AT&T Asks: Do You Dig the Gig?In October 2014, AT&T joined Google as a gigabit-capable Internet provider by launching its 1 Gbps Gigapower service in Austin, Texas. It then added Dallas-Fort Worth, Houston, Miami and other cities to its network. In late March, AT&T said it would expand GigaPower service, offering 1 Gbps service in Apple’s home of Cupertino, CA. On April 13, residents of Atlanta got the news that it was coming to their town. And go crazy, Cubs fans, because just days ago, AT&T announced service in several Chicago suburbs, with service for the city itself to follow soon. AT&T at least partially credits the expansion to its merger with DirecTV. Although there are some who question the validity of that statement, it does create something of a “what if” scenario regarding the failed Comcast-Time Warner deal. How Badly do You Want It? For the Cupertino market, 1 Gbps service will cost $110 per month. In Atlanta and Oswego, IL, service will cost $10 more each month. And yes, that’s quite a bit of money for Internet access. However, we don’t think the price will be much of an impediment to the service for these four main reasons. 1. Early adopters are always willing to pay more for new technology; these are customers who want it, not necessarily need it. And for businesses that need gigabit speeds and bandwidth, $110 a month is nothing. 2. Few individuals or even families need that much speed, and AT&T knows that. Lower priced, yet still quite fast service will also be available. In Cupertino, for instance, $80 per month will get you 300 Mbps—still more than many consumers actually need, if not want. 3. Prices will eventually decline as gigabit service becomes more common. Over time, bargain plans have become faster, and fast plans have become cheaper. It may take time, but someday, the gig will be commonplace. More subscribers will lower per-subscriber costs to maintain the network. 4. Competition will drive prices down. At first, some ISPs launched gigabit networks in areas that would make them the exclusive provider, but AT&T and Google now both offer service in Kansas City, Austin, and Raleigh-Durham. Indeed in Austin, AT&T’s 1 Gbps plan costs only $70. It’s not a Free Lunch, but We’ll Take It Even if you’re not interested in paying for a full 1 Gbps, residents in these cities may get a welcome bump in speed. When AT&T implemented gigabit service in Austin, it upgraded the speeds of its existing GigaPower customers free of charge. If you don’t live in one of the cities we’ve mentioned, don’t fret. AT&T now offers GigaPower service in 10 cities, plans to launch service in seven more, and is exploring eight other possible locations. That’s 25 total, and that number will certainly increase in the future. Like the redcoats, the gig is coming, so hang a lantern and tell your neighbors. For those whose city is on that map, it’s definitely time to take a look at prices, even if you’re not interested in the full 1 Gbps. And if GigaPower isn’t coming to your town, you still might be surprised at plans that are available, especially if you haven’t checked in a while. Photo Credit: Mike Mozart/Flikr

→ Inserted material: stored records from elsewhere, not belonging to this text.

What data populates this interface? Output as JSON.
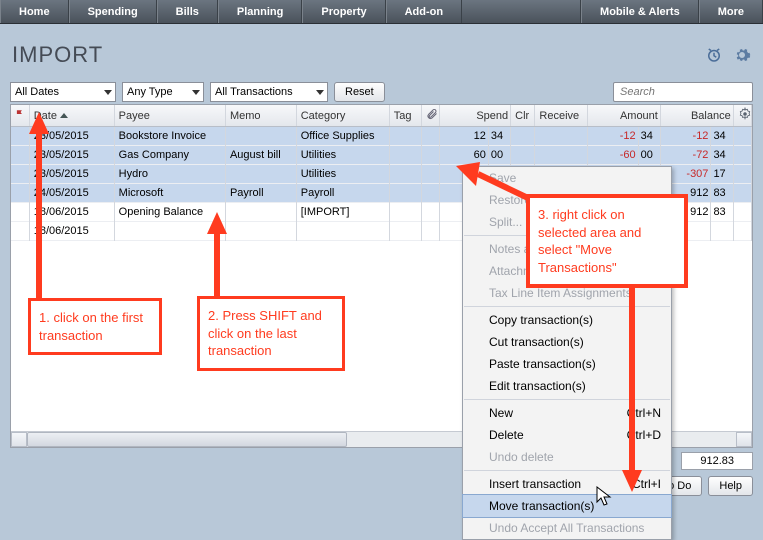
{
  "nav": {
    "home": "Home",
    "spending": "Spending",
    "bills": "Bills",
    "planning": "Planning",
    "property": "Property",
    "addon": "Add-on",
    "mobile": "Mobile & Alerts",
    "more": "More"
  },
  "title": "IMPORT",
  "filters": {
    "dates": "All Dates",
    "type": "Any Type",
    "txn": "All Transactions",
    "reset": "Reset",
    "search_placeholder": "Search"
  },
  "columns": {
    "flag": "",
    "date": "Date",
    "payee": "Payee",
    "memo": "Memo",
    "category": "Category",
    "tag": "Tag",
    "clip": "",
    "spend": "Spend",
    "clr": "Clr",
    "receive": "Receive",
    "amount": "Amount",
    "balance": "Balance"
  },
  "rows": [
    {
      "sel": true,
      "date": "23/05/2015",
      "payee": "Bookstore Invoice",
      "memo": "",
      "category": "Office Supplies",
      "spend_i": "12",
      "spend_c": "34",
      "amount_i": "-12",
      "amount_c": "34",
      "balance_i": "-12",
      "balance_c": "34",
      "neg": true
    },
    {
      "sel": true,
      "date": "23/05/2015",
      "payee": "Gas Company",
      "memo": "August bill",
      "category": "Utilities",
      "spend_i": "60",
      "spend_c": "00",
      "amount_i": "-60",
      "amount_c": "00",
      "balance_i": "-72",
      "balance_c": "34",
      "neg": true
    },
    {
      "sel": true,
      "date": "23/05/2015",
      "payee": "Hydro",
      "memo": "",
      "category": "Utilities",
      "spend_i": "",
      "spend_c": "",
      "amount_i": "",
      "amount_c": "",
      "balance_i": "-307",
      "balance_c": "17",
      "balpart": true,
      "neg": true,
      "amtpart": "3"
    },
    {
      "sel": true,
      "date": "24/05/2015",
      "payee": "Microsoft",
      "memo": "Payroll",
      "category": "Payroll",
      "spend_i": "",
      "spend_c": "",
      "balance_i": "912",
      "balance_c": "83",
      "amtpart": "0"
    },
    {
      "sel": false,
      "date": "18/06/2015",
      "payee": "Opening Balance",
      "memo": "",
      "category": "[IMPORT]",
      "balance_i": "912",
      "balance_c": "83"
    },
    {
      "sel": false,
      "date": "18/06/2015",
      "payee": "",
      "memo": "",
      "category": ""
    }
  ],
  "total": "912.83",
  "footer_buttons": {
    "todo": "o Do",
    "help": "Help"
  },
  "ctx": {
    "save": "Save",
    "restore": "Restore",
    "split": "Split...",
    "notes": "Notes an",
    "attach": "Attachm",
    "tax": "Tax Line Item Assignments",
    "copy": "Copy transaction(s)",
    "cut": "Cut transaction(s)",
    "paste": "Paste transaction(s)",
    "edit": "Edit transaction(s)",
    "new": "New",
    "new_s": "Ctrl+N",
    "delete": "Delete",
    "delete_s": "Ctrl+D",
    "undodel": "Undo delete",
    "insert": "Insert transaction",
    "insert_s": "Ctrl+I",
    "move": "Move transaction(s)",
    "undoacc": "Undo Accept All Transactions"
  },
  "anno": {
    "a1": "1. click on the first transaction",
    "a2": "2. Press SHIFT and click on the last transaction",
    "a3": "3. right click on selected area and select \"Move Transactions\""
  }
}
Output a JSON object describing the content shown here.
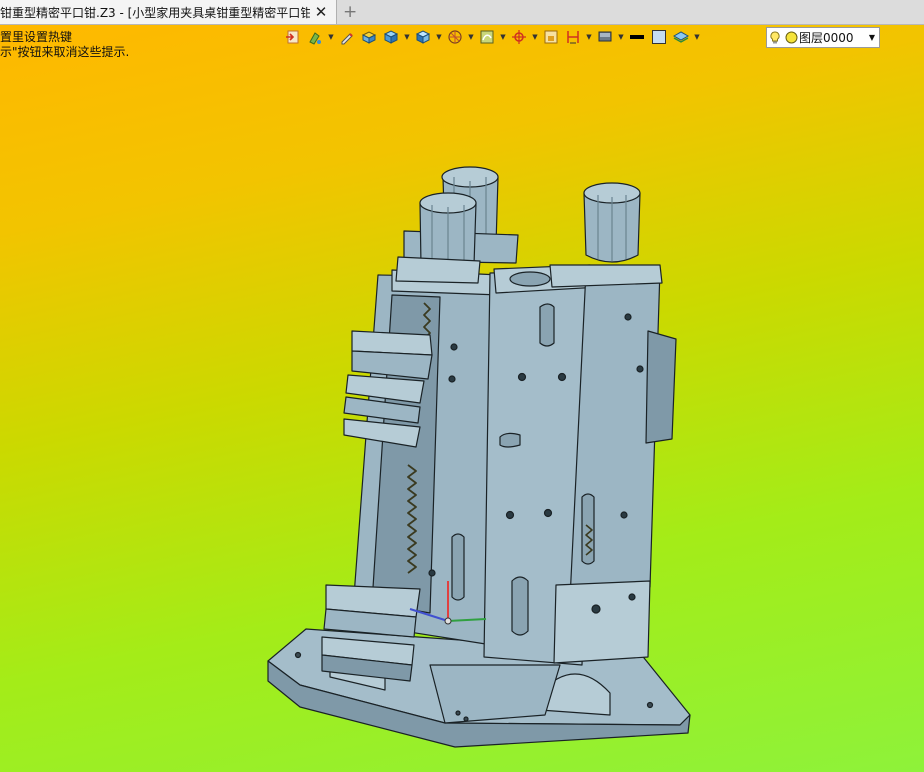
{
  "tab": {
    "title": "钳重型精密平口钳.Z3 - [小型家用夹具桌钳重型精密平口钳]",
    "close_glyph": "✕",
    "add_glyph": "+"
  },
  "hints": {
    "line1": "置里设置热键",
    "line2": "示\"按钮来取消这些提示."
  },
  "toolbar": {
    "icons": [
      "view-import-icon",
      "paint-icon",
      "pen-icon",
      "box-shade-icon",
      "cube-icon",
      "cube-view-icon",
      "wireframe-icon",
      "surface-icon",
      "center-icon",
      "align-icon",
      "dimension-icon",
      "display-icon",
      "line-color-icon",
      "fill-color-icon",
      "layer-stack-icon"
    ]
  },
  "layer_select": {
    "value": "图层0000"
  },
  "colors": {
    "model_fill": "#9cb6c4",
    "model_shade": "#7f99a8",
    "model_light": "#b6ccd6",
    "outline": "#1a2226"
  }
}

Will Smith is a copywriter living in Chattanooga, Tennessee. His favorite word is “petrichor,” and aside from wordplay, he loves reading history, watching Dodger baseball, and racing with the Sports Car Club of America.